Towards a Brighter, Cleaner Community
The above thought-provoking headline leapt at me from a Washington trash can shortly after the thrilling election of President Clinton. Apparently it was the text from a scheduled speech to the Association of Objectivist Social Workers, unfortunately cancelled due to a mistake in the premises.
As I read it, I could not help but be caught up in its vision. I felt their pain. Read on…
“Good evening Chaircreature, members of the AOSW, and gender-unspecified persons. Tonight I will bring to your attention a major social problem, and the radical solution proposed by the new Administration.
The Present Situation
The importance of clean clothes cannot be underestimated. They are a vital part of personal hygiene, self esteem and non-exploitative interpersonal relationships. Yet very little government attention has been paid to this area of need, which is characterised by poor servicing and an appalling gulf between rich and poor.
The economic elite have a wide choice of washing machines, driers and other such equipment available to them. But the high capital outlay required (some machines cost over $1000!) puts them out of the reach of many deserving members of the community. When they can afford washing at all, these people are forced to use dingy laundromats. These places are characterised by high charges, long delays, unreliable equipment and poor supervision.
The Costs to Society
- Money wasted on private cleaning equipment runs to millions of dollars per annum.
- A bewildering array of washing powders and related products is presented by numerous manufacturers. As a result of cut-throat competition these are sold in expensive, wasteful packaging with both direct costs to the public (higher prices to the consumer), and much greater indirect costs to the environment (pollution and destruction of natural resources). The total cost borne by the community must run to billions of dollars.
- EPA studies have found 96% mortality among laboratory rats dropped into buckets of the dyes used in these colourful packages. Death was usually due to severe respiratory dysfunction.* Extrapolations from these figures based on estimated dye exposure levels in the community indicate that 50,000 deaths and 1,000,000 hospitalisations result every year from these poisons, in America alone!
- Exploitation of the disadvantaged is rife. Statistical analysis of inter-laundromat price variations show a highly non-random uniformity in charges. So much for the industry’s much-vaunted claims of “competition”!
Each person will be issued with a whiter-than-white LaundriCard which will allow use of efficient, Government-run laundry facilities, free of charge (subject to necessary quotas and restrictions) for all citizens. No one need ever wear dirty clothes again.
LaundriCare’s running costs will be funded by voluntary contributions of 2% of taxable income. A levy of 2% (plus 0.5% to cover administrative costs) will be imposed on those taxpayers who choose not to contribute their fair share.
Set-up costs will be financed by a levy on the owners of private washing equipment. This will be an annual levy equal to 20% of the cost of the machine(s). This is a fair levy based on the “user pays” principle: machine owners must pay for the special privilege of having their own machine in their own home. No reasonable person could expect society to continue bearing the cost of such privileges, and fairness is built into the system because at any time owners can be absolved of the extra levy by donating their machine to a State Laundromat.

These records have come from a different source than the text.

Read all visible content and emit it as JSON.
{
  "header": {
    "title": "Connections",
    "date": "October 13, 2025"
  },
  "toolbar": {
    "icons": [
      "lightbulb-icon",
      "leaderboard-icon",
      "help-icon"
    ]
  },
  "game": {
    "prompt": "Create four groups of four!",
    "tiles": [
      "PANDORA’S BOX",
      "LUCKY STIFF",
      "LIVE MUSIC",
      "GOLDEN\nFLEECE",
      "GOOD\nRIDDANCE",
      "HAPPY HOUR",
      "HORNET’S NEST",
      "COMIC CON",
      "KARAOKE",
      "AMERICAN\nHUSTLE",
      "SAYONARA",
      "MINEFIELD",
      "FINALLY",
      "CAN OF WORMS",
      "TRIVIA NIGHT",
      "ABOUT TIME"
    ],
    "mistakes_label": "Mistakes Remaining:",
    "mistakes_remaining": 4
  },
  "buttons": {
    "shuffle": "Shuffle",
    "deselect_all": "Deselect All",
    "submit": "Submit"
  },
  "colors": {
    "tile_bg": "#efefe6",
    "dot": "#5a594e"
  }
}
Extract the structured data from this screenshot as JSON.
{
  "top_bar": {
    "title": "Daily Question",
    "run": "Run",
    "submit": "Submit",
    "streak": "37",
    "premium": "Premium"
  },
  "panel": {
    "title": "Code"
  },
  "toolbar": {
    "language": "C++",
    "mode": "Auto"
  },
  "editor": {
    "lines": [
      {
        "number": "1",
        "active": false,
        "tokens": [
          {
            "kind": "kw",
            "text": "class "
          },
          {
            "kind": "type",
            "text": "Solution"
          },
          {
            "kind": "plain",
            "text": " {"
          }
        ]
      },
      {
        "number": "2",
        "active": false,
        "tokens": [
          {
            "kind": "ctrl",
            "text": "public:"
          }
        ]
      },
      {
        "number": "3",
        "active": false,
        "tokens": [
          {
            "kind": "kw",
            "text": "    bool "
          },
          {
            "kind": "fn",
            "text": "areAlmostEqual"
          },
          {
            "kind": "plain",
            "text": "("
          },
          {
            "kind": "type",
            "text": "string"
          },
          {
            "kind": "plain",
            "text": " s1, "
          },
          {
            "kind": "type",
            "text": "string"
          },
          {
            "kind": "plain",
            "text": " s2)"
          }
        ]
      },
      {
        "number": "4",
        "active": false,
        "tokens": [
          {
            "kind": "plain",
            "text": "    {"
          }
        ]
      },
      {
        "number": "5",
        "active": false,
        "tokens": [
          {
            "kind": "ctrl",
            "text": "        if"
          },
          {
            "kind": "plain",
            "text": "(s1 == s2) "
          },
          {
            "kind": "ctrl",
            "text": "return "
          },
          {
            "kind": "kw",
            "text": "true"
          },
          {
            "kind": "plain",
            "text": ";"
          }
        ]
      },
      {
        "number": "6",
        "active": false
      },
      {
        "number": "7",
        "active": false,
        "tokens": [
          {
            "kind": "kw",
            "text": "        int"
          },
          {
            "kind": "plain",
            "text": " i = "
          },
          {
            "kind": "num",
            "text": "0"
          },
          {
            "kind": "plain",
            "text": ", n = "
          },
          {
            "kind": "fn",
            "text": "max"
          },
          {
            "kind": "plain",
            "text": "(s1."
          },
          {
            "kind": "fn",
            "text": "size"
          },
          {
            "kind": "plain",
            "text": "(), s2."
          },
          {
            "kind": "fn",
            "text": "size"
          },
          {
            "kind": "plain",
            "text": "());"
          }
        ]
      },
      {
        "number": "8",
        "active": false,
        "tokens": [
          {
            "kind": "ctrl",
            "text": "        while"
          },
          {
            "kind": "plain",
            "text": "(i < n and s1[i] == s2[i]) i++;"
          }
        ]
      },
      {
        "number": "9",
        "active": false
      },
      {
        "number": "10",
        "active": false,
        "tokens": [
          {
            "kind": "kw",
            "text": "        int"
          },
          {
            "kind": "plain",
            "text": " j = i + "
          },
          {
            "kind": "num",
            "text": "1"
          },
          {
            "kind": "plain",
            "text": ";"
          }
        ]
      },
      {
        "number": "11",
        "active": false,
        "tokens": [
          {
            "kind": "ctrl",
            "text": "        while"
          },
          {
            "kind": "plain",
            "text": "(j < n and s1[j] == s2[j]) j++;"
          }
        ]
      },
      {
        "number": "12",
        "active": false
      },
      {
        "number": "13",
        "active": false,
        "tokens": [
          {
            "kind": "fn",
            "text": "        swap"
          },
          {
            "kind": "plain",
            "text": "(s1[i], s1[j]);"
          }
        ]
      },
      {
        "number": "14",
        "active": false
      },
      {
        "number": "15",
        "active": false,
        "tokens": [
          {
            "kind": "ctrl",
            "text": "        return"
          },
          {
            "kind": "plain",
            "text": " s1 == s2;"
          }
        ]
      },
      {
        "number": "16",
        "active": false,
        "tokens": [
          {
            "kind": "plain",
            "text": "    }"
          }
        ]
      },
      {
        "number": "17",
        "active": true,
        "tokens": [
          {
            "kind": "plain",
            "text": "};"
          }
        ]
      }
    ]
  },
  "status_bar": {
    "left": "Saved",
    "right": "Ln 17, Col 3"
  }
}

The LaundriCard will cover only normal laundry. Special laundry treatment (e.g., for formal wear and special clothing) will be available on payment of a fee assessed relative to the client’s ability to pay. Naturally, employers will bear the costs associated with cleaning of work clothes.
The enormous cost to the community of multiple manufacturers of washing machines (many imported, damaging our trade balance) will be abolished: one manufacturer, selected by tender, can provide all of LaundriCare’s needs. Similarly, the appallingly wasteful and damaging detergent industry will be streamlined to provide a single, low-cost bulk product made to Government specifications.
But most important of all, access to Laundry facilities will be free to everyone, furthering the ideal of a just and compassionate society.
The pace of reform must take into account resistance by vested interests. Thus, LaundriCare cannot address all the problems. For example, it does not eliminate the inconvenience of waiting for your washing. However, I foresee a day of true equality, when everyone happily wears the same clothes. A day when one simply takes one’s dirty laundry to a LaundriCare facility and exchanges it for the same number of items of the same size. No delay, no fuss, no confusion, no need for stress-inducing clothing-choice type situations. The very thought brings a tear to my eye, and I imagine to yours too.
Thank you all, and good night.
If you think socialised laundry is bad, imagine what socialised medicine would be like! If you are interested in opposing the increasing trend toward socialised medicine, or just finding out more about free-market alternatives to government control of medicine, check out Americans for Free Choice in Medicine.